By Dr Adam Collins, Form’s Head of Nutrition and Program Director for the MSc and BSc Nutrition courses at the University of Surrey. A qualified nutritionist for nearly 20 years Dr Collins is also a PhD in energy expenditure and body composition. His research interests lie in exercise nutrition, body composition, exercise intensity and energy balance, intermittent fasting and timing of food around exercise.
Carbohydrates have long been thought to be a limiting factor in exercise performance, due to the increased demand for carbohydrate oxidation during all forms of exercise, coupled to the fact that there are finite carbohydrate stores in the body. From this premise, numerous studies have shown that feeding carbohydrate before (or during in longer exercise) improves exercise performance, originating from seminal work undertaken in the early 1980s.
To this end, conventional sports nutrition advice focuses on supply and replenishment of carbohydrate around exercise, specifically: the importance of starting exercise with replete (full) glycogen stores, ensuring blood glucose levels are kept topped up, and helping ensure glycogen stores are replenished following exercise.
It is important to appreciate that most conventional sports nutrition advice, and indeed sports nutrition products are focussed on achieving maximum performance. Performance could be many things but is often related to an event, match or competition, whereby you either want to maintain exercise at a given intensity for longer (e.g. complete an endurance event), perform the same exercise but at higher speed or intensity (e.g. quickest race time), or repeat more bursts of exercise in a given amount of time (e.g. game, match or boxing bout).

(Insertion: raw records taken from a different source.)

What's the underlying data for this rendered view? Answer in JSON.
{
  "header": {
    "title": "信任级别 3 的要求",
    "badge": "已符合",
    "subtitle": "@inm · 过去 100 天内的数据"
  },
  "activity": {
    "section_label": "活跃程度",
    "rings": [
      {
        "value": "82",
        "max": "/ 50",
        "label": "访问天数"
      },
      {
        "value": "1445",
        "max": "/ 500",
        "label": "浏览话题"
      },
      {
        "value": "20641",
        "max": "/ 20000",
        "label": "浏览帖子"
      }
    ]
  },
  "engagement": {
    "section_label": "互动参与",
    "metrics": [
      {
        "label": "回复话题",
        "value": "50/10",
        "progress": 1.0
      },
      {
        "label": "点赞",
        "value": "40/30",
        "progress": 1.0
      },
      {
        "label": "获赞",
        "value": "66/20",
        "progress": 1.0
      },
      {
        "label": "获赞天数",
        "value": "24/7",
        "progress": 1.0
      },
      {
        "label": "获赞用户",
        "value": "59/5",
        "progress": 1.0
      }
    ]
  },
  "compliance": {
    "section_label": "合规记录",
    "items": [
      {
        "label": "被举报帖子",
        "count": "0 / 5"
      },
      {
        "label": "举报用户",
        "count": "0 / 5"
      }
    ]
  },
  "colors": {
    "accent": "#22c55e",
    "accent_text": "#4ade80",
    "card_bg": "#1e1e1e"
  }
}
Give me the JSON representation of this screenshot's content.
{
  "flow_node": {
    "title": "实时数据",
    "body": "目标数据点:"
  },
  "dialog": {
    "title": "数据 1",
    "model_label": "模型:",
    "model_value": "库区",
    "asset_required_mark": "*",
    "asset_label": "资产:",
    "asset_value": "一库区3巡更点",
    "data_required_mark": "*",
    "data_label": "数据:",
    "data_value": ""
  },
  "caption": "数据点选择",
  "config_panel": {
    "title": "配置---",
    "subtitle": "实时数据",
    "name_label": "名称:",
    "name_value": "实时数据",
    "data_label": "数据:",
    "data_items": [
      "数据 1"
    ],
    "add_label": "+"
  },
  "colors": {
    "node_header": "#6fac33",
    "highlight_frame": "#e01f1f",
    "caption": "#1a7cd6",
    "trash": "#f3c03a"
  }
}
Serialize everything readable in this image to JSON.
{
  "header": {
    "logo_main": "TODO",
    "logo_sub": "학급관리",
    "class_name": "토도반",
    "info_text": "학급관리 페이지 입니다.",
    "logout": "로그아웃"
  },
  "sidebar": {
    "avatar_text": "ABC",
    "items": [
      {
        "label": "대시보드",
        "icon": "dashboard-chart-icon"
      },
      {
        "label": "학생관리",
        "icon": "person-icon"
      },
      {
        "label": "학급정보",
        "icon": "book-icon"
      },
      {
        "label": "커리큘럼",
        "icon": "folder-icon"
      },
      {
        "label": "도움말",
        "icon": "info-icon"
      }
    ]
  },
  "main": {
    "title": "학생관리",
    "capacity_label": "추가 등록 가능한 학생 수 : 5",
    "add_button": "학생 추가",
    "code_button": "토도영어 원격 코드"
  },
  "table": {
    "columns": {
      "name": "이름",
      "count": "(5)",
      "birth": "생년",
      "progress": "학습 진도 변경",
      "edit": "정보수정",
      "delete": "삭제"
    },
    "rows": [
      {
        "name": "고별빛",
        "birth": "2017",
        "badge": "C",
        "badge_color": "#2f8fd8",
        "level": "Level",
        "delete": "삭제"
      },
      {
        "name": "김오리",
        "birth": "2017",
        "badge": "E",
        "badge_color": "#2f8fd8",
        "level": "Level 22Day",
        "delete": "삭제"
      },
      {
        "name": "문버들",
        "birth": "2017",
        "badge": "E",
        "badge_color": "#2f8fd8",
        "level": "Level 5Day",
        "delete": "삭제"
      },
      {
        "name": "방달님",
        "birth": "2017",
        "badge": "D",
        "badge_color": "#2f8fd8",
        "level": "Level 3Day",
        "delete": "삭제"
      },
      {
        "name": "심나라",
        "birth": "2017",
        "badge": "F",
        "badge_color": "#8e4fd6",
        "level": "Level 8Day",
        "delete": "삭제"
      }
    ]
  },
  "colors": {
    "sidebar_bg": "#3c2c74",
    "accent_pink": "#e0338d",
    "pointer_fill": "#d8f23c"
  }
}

With this focus what you are trying to do is to ensure you have adequate fuel on board to sustain that performance, and the fuel that you are potentially going to run out of is carbohydrate.
Feeding a high carbohydrate diet or meal(s) prior to performing will ensure you will have full glycogen stores (muscle AND liver). The glycogen in your muscles can supply the muscles themselves with carbohydrate, but the liver glycogen can export glucose out into the blood for use in the brain, muscles and other organs. Remembering that supply of glucose to the brain is equally important in terms of performance.
This feeding of carbs prior to exercise for glycogen repletion should be in advance, often several hours or maybe >24 hours prior to the event. Feeding some high glycaemic carbohydrate (sports drinks, gels, bars) closer to the start of the performance may serve to top up blood glucose levels and help initiate carb uptake in the muscle but will not really impact on glycogen stores. In addition, feeding such products close to the start of event may actually be detrimental to performance! See later sections….
Should you be taking on board carbs during the event itself? It depends on the duration of the exercise or event. If < 1 hour then there really is no need as you will be able to sustain that carb demand through what you have already at the onset of exercise (provided you have done the above). There is some evidence to suggest that just rinsing some carbohydrate in the mouth and spitting it out may provide an ergogenic effect, but this is not actually because you have taken on board any extra fuel.
If the event Is > 1 hour then there is some logic to taking on board some high GI carbs to keep blood glucose topped up and eek out your liver glycogen for longer, but you can only really deliver about 1g/minute into the system from the gut (or 60g per hour). You can go above this 1g/minute if you use different forms of high GI carbs, e.g. fructose and glucose polymers, but you need to ensure your gut is able to cope with this, so you need to test this out during training.
At the end of exercise the advice is often to replenish the spent carbohydrate (mainly glycogen) by consuming some significant carbohydrate. The interesting thing to note is that the stress of exercise (glycogen depletion coupled to a rise in catecholamines such as adrenaline), cause you to increase the rate of glycogen synthesis in the immediate post exercise period (roughly first 1-2 hours).
Given this knowledge, many suggest it imperative to take advantage of this and prioritise taking in some carbs immediately post exercise, again using products such as drinks, bars, shakes, etc.. The reality is that this is not necessary unless you have a limited window of opportunity to recover before exercising again (i.e. you are competing again within the 24 hours (or more likely next 12 hours, e.g. back to back stages of the tour de France). Therefore, it is very feasible that you will be able to recover your glycogen stores adequately over a longer period of time between competitions or events provided you consume adequate amounts of carbohydrate in the meals, snacks and/or drinks of that period.
So in short competition nutrition in terms of carbohydrate is in essence about carbing up before, keeping carbs topped up during and replacing carbs afterwards. But even that is often misappropriated advice.
Kerksick CM et al International society of sports nutrition position stand: nutrient timing. J Int Soc Sports Nutr. 2017. https://www.ncbi.nlm.nih.gov/pmc/articles/PMC5596471/
American Dietetic Association; Dietitians of Canada; American College of Sports Medicine, Rodriguez NR, Di Marco NM, Langley S. American College of Sports Medicine position stand. Nutrition and athletic performance. Med Sci SportsExerc. 2009 Mar;41(3):709-31 http://journals.lww.com/acsm-msse/fulltext/2009/03000/Nutrition_and_Athletic_Performance.27.aspx